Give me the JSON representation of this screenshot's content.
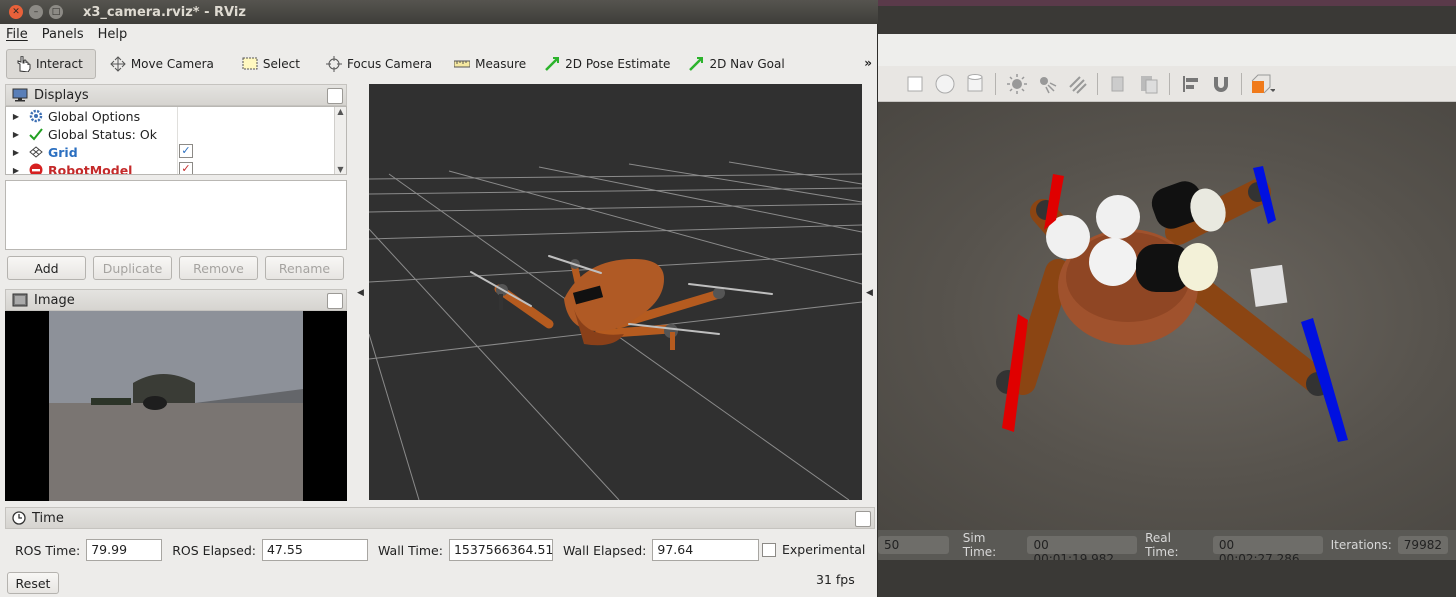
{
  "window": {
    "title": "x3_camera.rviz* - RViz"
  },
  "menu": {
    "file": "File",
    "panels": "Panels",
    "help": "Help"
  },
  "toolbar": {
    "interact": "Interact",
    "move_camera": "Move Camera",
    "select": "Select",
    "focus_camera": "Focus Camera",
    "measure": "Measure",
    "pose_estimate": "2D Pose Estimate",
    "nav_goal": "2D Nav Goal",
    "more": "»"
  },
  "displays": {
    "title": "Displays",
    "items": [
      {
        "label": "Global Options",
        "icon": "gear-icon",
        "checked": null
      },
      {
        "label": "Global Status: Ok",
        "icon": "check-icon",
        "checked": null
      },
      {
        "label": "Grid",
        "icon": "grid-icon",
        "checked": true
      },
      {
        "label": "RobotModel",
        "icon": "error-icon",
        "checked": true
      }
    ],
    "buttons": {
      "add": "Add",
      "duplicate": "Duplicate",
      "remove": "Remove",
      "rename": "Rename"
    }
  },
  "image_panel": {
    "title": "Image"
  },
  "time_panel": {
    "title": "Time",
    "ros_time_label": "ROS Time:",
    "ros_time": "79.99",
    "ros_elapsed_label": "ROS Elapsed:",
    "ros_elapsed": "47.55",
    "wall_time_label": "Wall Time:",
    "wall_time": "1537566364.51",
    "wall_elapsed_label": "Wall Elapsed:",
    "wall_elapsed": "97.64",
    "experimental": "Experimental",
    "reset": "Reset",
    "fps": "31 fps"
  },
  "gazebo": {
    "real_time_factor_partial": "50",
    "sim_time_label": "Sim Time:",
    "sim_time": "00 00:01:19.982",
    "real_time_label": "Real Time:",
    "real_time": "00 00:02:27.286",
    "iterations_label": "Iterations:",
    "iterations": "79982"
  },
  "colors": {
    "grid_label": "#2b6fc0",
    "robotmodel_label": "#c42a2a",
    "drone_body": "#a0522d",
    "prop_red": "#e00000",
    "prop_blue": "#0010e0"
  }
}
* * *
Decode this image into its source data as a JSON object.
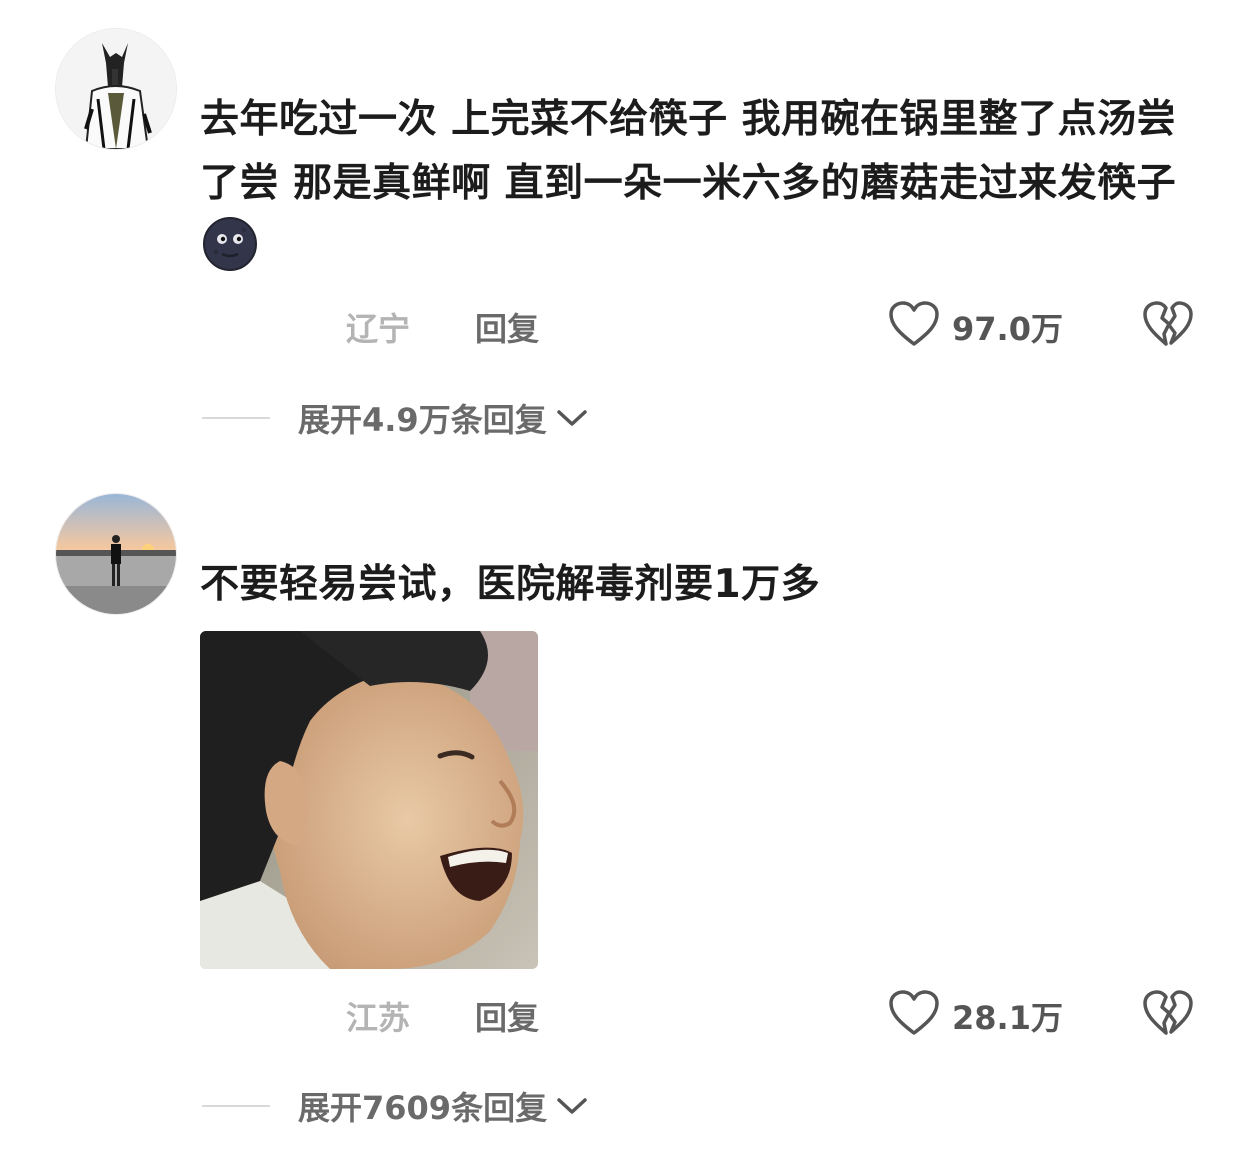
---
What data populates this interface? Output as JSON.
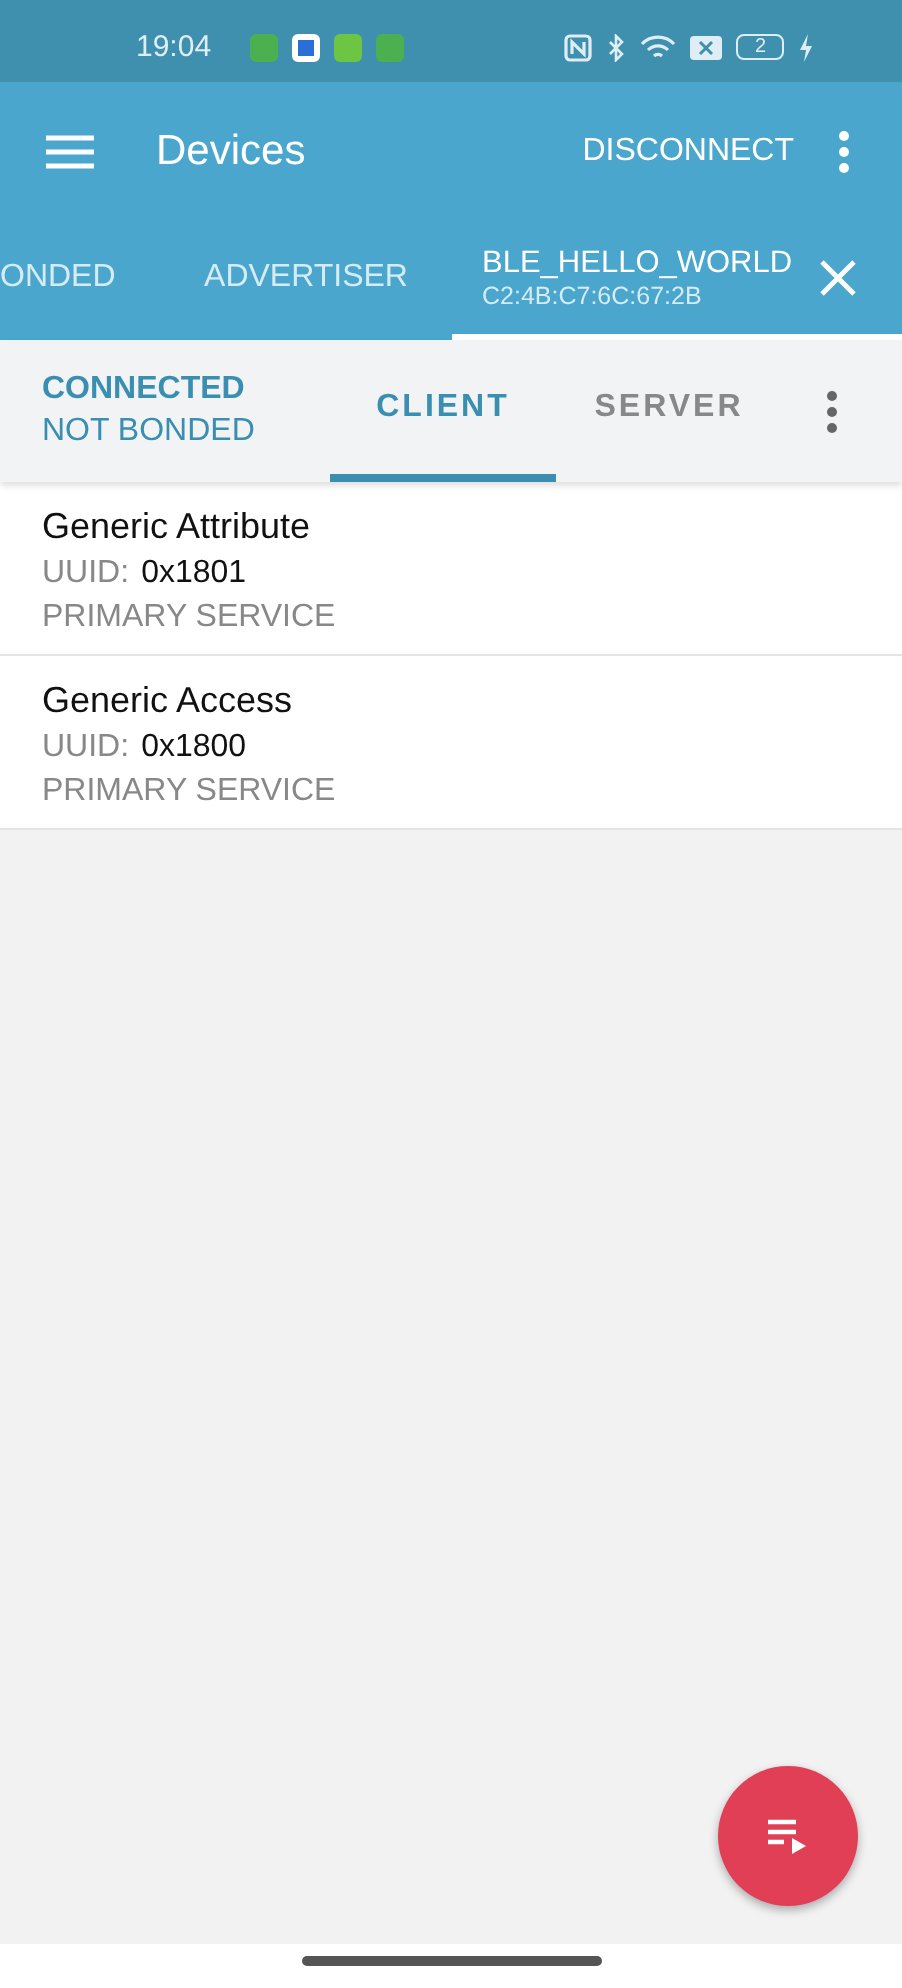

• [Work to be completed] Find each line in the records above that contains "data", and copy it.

• [Solution to the problem]
Decode this image into its source data as a JSON object.
What data populates this interface? Output as JSON.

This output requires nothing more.